Aristocracy (Greek ἀριστοκρατία aristokratía, from ἄριστος aristos "excellent," and κράτος kratos "power") is a form of government that places power in the hands of a small, privileged ruling class. The term derives from the Greek aristokratia, meaning "rule of the best".
At the time of the word's origins in Ancient Greece, the Greeks conceived it as rule by the best qualified citizens—and often contrasted it favourably with monarchy, rule by an individual. In later times, aristocracy was usually seen as rule by a privileged group, the aristocratic class, and was contrasted with democracy.
The concept evolved in Ancient Greece, whereby a council of leading citizens was commonly empowered and contrasted with direct democracy, in which a council of citizens was appointed as the "senate" of a city state or other political unit. The Greeks did not like the concept of monarchy, and as their democratic system fell, aristocracy was upheld.
In Ancient Rome, the Republic consisted of an aristocracy—as well as consuls, a senate, and a tribal assembly. In the Middle Ages and early modern era, aristocracies primarily consisted of an influential aristocratic class, privileged by birth, and often by wealth. Since the French Revolution, aristocracy has generally been contrasted with democracy, in which all citizens should hold some form of political power. However, this distinction is often oversimplified.
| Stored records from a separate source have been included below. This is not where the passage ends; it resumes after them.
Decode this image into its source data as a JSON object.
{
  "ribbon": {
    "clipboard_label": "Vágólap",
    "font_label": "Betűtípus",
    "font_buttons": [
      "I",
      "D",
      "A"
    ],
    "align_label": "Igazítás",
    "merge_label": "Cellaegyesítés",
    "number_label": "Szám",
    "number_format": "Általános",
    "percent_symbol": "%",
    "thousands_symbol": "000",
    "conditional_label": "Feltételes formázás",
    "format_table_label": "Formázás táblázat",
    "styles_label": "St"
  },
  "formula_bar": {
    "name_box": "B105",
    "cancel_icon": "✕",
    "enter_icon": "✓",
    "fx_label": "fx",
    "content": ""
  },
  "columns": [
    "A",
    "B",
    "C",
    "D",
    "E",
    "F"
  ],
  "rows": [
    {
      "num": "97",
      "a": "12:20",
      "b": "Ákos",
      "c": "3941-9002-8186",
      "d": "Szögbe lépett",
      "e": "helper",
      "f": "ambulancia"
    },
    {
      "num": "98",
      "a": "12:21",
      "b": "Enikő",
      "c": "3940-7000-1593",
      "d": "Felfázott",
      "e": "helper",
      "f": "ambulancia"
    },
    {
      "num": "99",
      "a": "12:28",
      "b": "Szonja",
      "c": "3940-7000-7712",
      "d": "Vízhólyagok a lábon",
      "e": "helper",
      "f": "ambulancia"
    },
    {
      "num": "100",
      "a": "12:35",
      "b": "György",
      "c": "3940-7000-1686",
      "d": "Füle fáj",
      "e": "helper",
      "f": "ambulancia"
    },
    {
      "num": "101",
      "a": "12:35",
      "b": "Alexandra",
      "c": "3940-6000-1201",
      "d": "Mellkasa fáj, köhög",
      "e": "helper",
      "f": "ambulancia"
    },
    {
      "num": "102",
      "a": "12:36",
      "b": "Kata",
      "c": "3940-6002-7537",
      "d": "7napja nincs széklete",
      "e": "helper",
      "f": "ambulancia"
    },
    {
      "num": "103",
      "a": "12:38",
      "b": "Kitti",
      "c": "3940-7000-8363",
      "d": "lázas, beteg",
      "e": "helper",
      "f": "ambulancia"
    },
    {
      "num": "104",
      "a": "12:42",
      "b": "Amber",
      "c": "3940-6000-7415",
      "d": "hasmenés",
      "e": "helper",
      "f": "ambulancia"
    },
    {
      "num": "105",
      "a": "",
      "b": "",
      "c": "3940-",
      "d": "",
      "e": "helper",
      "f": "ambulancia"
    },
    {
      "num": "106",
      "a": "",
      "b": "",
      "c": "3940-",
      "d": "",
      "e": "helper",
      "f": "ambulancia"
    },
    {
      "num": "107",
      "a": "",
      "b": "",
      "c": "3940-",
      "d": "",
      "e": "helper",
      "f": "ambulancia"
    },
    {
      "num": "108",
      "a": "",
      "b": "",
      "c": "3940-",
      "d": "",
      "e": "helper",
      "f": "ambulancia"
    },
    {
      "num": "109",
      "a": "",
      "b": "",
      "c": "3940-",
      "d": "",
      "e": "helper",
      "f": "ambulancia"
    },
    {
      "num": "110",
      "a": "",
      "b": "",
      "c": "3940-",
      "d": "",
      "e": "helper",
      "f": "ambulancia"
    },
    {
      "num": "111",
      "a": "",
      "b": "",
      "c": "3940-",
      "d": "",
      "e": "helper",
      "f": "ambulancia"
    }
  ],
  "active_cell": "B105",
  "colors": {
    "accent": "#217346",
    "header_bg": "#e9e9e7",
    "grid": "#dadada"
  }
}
In his 1651 book Leviathan, Thomas Hobbes describes an aristocracy as a commonwealth in which the representative of the citizens is an assembly by part. It is a system in which only a small part of the population represents the government. Modern depictions of aristocracy tend to regard it not as the ancient Greek concept of rule by the best, but more as a plutocracy—rule by the rich.